In a nod to the packed room, Freeman remarked, “We have full capacity utilization, which is great in the airline industry.”

Barger, who helped found JetBlue 14 years ago, was the latest guest in the speaker series, which has brought to campus industry stars like Adam Bryant, New York Times senior editor for features, Ed Weiss, general counsel of the Boston Red Sox and Fenway Sports Group, and Dannon CEO Gustavo Valle.

The open secret to JetBlue’s success isn’t strong financials or having the best seats or airfares—although the company has them, Barger said. “At the end of the day, that can all be replicated,” he said. “It does come down to the human equation. It’s our frontline crew members who are making the difference.”

When Freeman opened the discussion to students, some wanted to know about the industry’s future (expect better in-flight entertainment, faster check-in, and satellite-based cockpit navigation), his day-to-day life (“Do you want people to leave the room now?”), and his most beneficial college experience (his political science courses at the University of Michigan).

But on the tip of everyone’s tongue was: what advice does Barger have for job seekers?

“Don’t take the first thing that comes along,” he said. “Look for places that stretch you, if you want to be stretched. Make sure that they stretch you.”

Read the full article on BU Today.

Photos by Kalman Zabarsky via BU Today

Wall Street Journal Features Dean Freeman in “The Experts”

March 13th, 2013 in Dean Freeman, News

Dean joins exclusive group of thought leaders tapped for in-depth online discussions

The Wall Street Journal recently launched an online portal called The Experts, an “exclusive group of industry and thought leaders who will engage in in-depth online discussions” through video chats and short online posts in response to timely questions.

Fellow featured thought leaders include Siemens CEO Eric Spiegel, Professor Rosabeth Moss Kanter of Harvard Business School, and Bernard Yeung, Dean of the National University of Singapore Business School.

Dean Freeman recently responded to the question, “What do you see as the most important thing leaders can do to spur innovation at their institutions?

Leaders need to make it acceptable for employees to challenge the status quo in their companies. We very often become so committed to sustaining our current book of business that we consider activities that are not directly linked to it to be a distraction. Create skunk works to enable creativity and new ideas. Provide seed funding and protection for those that think unconventionally. Reward failure and learn from it.

Dean Freeman also weighed in on the query, “Do you think companies spend too much money hiring ‘superstar’ CEOS from outside their ranks?

The issue isn’t about cost, it is about capability. The board’s primary role is selection and evaluation of the CEO. Each company situation and each CEO is different. Providing a one-size-fits-all solution as suggested by the study makes no practical sense. Lack of talent is a common complaint in virtually every company.

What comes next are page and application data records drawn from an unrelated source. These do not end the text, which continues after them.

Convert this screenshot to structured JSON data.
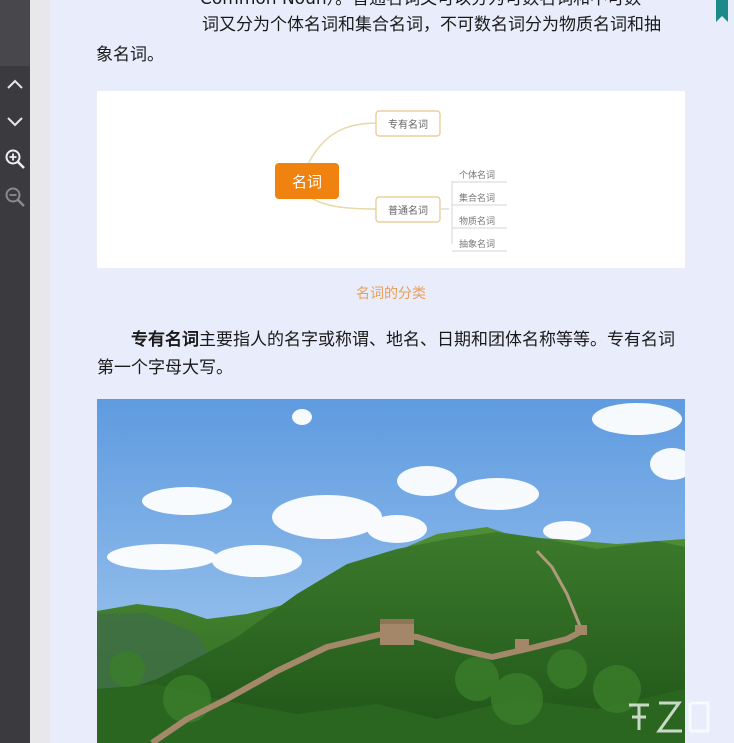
{
  "toolbar": {
    "buttons": [
      {
        "icon": "chevron-up-icon"
      },
      {
        "icon": "chevron-down-icon"
      },
      {
        "icon": "zoom-in-icon"
      },
      {
        "icon": "zoom-out-icon"
      }
    ]
  },
  "article": {
    "cut_line": "Common Noun）。普通名词又可以分为可数名词和不可数",
    "line1": "词又分为个体名词和集合名词，不可数名词分为物质名词和抽",
    "line2": "象名词。",
    "mindmap": {
      "root": "名词",
      "branch1": "专有名词",
      "branch2": "普通名词",
      "leaves": [
        "个体名词",
        "集合名词",
        "物质名词",
        "抽象名词"
      ]
    },
    "caption": "名词的分类",
    "para2_bold": "专有名词",
    "para2_rest": "主要指人的名字或称谓、地名、日期和团体名称等等。专有名词第一个字母大写。"
  },
  "colors": {
    "page_bg": "#e9ecfb",
    "toolbar_bg": "#3a3a3f",
    "accent_orange": "#f0820f",
    "caption": "#e8a05a",
    "bookmark": "#1d8a8a"
  }
}
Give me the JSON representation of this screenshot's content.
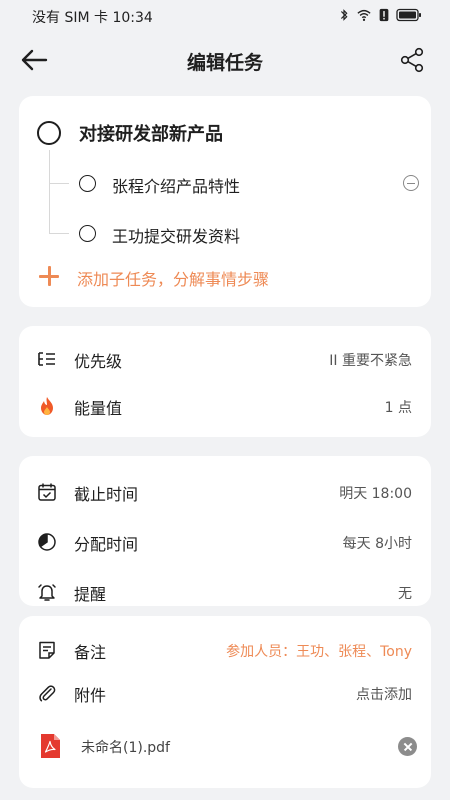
{
  "status_bar": {
    "carrier": "没有 SIM 卡",
    "time": "10:34",
    "icons": [
      "bluetooth-icon",
      "wifi-icon",
      "alert-icon",
      "battery-icon"
    ]
  },
  "header": {
    "title": "编辑任务",
    "back_icon": "arrow-left-icon",
    "share_icon": "share-icon"
  },
  "task": {
    "title": "对接研发部新产品",
    "subtasks": [
      {
        "label": "张程介绍产品特性"
      },
      {
        "label": "王功提交研发资料"
      }
    ],
    "add_subtask_label": "添加子任务，分解事情步骤"
  },
  "priority_section": {
    "rows": [
      {
        "icon": "priority-list-icon",
        "label": "优先级",
        "value": "II 重要不紧急"
      },
      {
        "icon": "fire-icon",
        "label": "能量值",
        "value": "1 点"
      }
    ]
  },
  "time_section": {
    "rows": [
      {
        "icon": "calendar-icon",
        "label": "截止时间",
        "value": "明天 18:00"
      },
      {
        "icon": "pie-clock-icon",
        "label": "分配时间",
        "value": "每天 8小时"
      },
      {
        "icon": "bell-icon",
        "label": "提醒",
        "value": "无"
      }
    ]
  },
  "notes_section": {
    "rows": [
      {
        "icon": "note-icon",
        "label": "备注",
        "value": "参加人员：王功、张程、Tony"
      },
      {
        "icon": "paperclip-icon",
        "label": "附件",
        "value": "点击添加"
      }
    ],
    "attachment": {
      "icon": "pdf-file-icon",
      "name": "未命名(1).pdf"
    }
  },
  "colors": {
    "accent": "#ee8a55",
    "background": "#f1f2f4",
    "card": "#ffffff",
    "fire": "#f05a28"
  }
}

Every board should ensure that a strong pipeline of internal candidates for CEO succession is in place, and at the same time consider external candidates when it is time to put a new CEO in the role.  Select the candidate with the best collection of skills to perform the role, keeping in mind that we know much more about the leadership characteristics of internal candidates than those coming in from the outside, even those that are viewed as “rock stars.” Pay competitively in every instance, keeping a singular focus on the CEO that has the highest probability of successfully creating long-term value. The performance of the leader selected is what will count most–setting the strategy, creating the culture and achieving exceptional results–not whether they came from inside or outside the company.

Read what Dean Freeman and fellow experts are saying about the latest topics for the Wall Street Journal.